“I have a US$20 cast iron skillet that I bought several years ago from a restaurant supply shop in downtown Manhattan. I’ve cooked hundreds of meals with it, and over time it has developed a coating from oil and food — the manufacturers call it ‘seasoning.’ It’s a little unbecoming when you think about it… but it’s also a beautiful piece of design.
After cooking in it and cleaning it up, I’ve spent a lot of time just looking it over, marveling at how its very deterioration has been incorporated into the design of the object, at how it’s gotten more attractive — less ignorant — the more I use it.”
Johnson takes this idea a bit forward:
“One thing technology manufacturers don’t do is design for deterioration. Of course, that’s not the same as obsolescence; it’s simply the concept that you can improve an item through wear and tear. With clothes and many other objects, we appreciate the value of aging. Leather, for example, is one material that gains character as it gets older. Denim too: hence the prevalence of pre-faded jeans on the high street these days.
Partly this must be because technology is increasingly seen as disposable – but then so are clothes, or kitchen utensils. But given the high cost of many electronics, there must be an intrinsic value to a design which improves with age (even if it runs contrary to the “Newer! Bigger! Faster!” mantra of the industry) – especially when we’re becoming hyper-aware of excess consumption.

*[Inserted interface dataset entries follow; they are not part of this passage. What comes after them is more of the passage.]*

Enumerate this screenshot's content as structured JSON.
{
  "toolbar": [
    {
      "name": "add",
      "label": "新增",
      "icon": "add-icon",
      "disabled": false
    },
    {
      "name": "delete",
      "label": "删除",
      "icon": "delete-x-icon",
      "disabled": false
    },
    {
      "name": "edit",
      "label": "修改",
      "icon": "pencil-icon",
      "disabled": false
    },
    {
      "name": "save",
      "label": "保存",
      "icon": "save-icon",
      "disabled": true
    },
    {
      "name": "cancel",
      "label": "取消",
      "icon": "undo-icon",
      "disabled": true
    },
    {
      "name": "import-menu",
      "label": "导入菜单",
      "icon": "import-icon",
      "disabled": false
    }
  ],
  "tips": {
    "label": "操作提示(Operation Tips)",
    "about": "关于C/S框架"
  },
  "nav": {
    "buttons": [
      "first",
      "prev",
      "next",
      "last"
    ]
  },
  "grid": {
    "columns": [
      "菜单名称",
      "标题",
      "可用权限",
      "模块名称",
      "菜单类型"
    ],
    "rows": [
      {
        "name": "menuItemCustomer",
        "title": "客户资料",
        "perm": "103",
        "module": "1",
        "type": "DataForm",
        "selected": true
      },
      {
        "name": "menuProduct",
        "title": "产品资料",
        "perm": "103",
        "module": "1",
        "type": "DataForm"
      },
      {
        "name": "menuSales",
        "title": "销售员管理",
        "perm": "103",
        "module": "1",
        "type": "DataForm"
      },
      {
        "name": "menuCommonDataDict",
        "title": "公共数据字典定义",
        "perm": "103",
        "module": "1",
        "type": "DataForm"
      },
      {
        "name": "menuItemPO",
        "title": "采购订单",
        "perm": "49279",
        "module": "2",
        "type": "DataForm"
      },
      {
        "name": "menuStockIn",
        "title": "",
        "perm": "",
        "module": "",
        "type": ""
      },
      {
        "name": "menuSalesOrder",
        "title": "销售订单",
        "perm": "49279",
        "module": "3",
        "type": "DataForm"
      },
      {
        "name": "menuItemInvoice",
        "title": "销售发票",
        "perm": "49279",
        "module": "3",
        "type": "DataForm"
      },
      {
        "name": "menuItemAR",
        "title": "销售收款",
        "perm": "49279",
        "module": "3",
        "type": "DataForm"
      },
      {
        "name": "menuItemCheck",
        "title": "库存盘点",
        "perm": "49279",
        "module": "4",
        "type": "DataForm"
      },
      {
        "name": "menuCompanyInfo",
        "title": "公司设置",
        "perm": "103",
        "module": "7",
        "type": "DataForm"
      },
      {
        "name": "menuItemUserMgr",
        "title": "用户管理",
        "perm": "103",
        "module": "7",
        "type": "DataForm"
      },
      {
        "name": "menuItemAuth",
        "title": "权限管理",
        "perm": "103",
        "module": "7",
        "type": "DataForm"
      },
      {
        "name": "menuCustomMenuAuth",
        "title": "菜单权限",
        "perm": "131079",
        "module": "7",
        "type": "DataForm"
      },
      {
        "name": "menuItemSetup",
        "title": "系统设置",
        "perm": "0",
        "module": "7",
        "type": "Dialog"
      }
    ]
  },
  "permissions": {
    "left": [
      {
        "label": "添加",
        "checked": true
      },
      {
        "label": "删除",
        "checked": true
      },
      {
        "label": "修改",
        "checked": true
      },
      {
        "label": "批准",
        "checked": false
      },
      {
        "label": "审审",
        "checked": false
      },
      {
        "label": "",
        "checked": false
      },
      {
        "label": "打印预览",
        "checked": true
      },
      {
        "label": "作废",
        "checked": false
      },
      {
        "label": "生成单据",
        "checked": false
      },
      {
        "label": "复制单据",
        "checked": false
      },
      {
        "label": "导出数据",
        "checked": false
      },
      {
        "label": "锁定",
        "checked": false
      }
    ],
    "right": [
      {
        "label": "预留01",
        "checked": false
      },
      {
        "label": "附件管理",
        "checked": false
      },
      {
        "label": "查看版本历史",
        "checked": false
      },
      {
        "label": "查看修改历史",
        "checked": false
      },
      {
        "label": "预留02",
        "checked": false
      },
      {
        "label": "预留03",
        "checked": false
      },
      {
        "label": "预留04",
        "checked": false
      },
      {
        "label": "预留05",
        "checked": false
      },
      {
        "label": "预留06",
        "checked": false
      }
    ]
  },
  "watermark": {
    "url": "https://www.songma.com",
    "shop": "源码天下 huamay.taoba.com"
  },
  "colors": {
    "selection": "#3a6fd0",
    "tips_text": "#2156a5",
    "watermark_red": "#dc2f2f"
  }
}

I’d love to see computers and gadgets being built out of materials that can age properly: woods, fabrics and such like. Once you’re doing that, perhaps you could start messing with the form too. Why does my computer tower need to be a box? In fact, why does it need to be a tower at all? Couldn’t it look like a piece of art, sculpture or perform another function? What are the possibilities?”